Jan Fowler, chief executive of the Nuffield Orthopaedic
Centre NHS Trust, Oxford, won the 2010 NHS Award for
Inspiration. Nominated by colleagues for her ‘determination, courage and tenacity’, she describes who inspired her as a young nurse and what it takes to be a good leader
The concept of good leadership is somewhat nebulous. We all recognise good leaders when we see them, and many of them become our role models, but defining what makes them so effective can be difficult.
People have tried to define good leadership, of course. There are libraries of books and countless theories on the subject.

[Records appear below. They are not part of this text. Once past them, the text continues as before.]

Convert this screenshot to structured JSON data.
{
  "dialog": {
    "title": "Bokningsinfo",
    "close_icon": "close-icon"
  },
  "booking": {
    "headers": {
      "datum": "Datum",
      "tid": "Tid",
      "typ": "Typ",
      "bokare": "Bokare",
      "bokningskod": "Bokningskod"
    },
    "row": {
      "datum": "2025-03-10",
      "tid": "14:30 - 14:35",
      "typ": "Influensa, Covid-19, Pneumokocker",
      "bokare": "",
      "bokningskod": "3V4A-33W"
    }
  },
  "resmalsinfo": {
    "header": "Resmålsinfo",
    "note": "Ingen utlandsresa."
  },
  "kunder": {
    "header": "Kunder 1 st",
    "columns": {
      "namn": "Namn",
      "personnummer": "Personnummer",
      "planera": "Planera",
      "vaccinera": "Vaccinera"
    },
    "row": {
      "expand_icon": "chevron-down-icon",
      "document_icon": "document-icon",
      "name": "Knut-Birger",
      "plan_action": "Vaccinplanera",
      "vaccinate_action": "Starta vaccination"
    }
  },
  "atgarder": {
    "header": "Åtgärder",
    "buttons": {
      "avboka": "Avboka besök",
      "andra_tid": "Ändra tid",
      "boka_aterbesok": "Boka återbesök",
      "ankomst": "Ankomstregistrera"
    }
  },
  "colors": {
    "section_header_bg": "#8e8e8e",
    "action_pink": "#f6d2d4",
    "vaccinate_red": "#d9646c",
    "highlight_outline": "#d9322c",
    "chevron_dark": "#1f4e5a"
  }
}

Some writers claim that leadership qualities are innate, and we all know of people in more senior positions who are poor leaders, and those in more junior positions who are good leaders.
Other writers think, however, that leadership skills can be taught, and it is certainly true that people can learn from effective leaders.
Poetry and plumbing
Complex concepts, such as leadership, are often best explained in metaphorical terms, and I describe effective leadership as a mixture of poetry and plumbing: the poetry offers inspiration and the plumbing offers practicality.
After all, however much we need to be inspired by visions or goals, we still need working toilets.
I remember, as a newly qualified nurse, observing a ward sister who, after the consultant ward rounds had been
completed, would visit all of the patients concerned to ensure that they had understood fully what the doctors had said and to answer any of their questions.
I also recall, on my first day as a student in theatre, a consultant surgeon taking the time to ask me my name, chat to me and explain what would happen during the procedure.
On another occasion, during a noisy debate on the introduction of an appointments bureau, I remember a chief executive who listened quietly to what participants had to say before directing the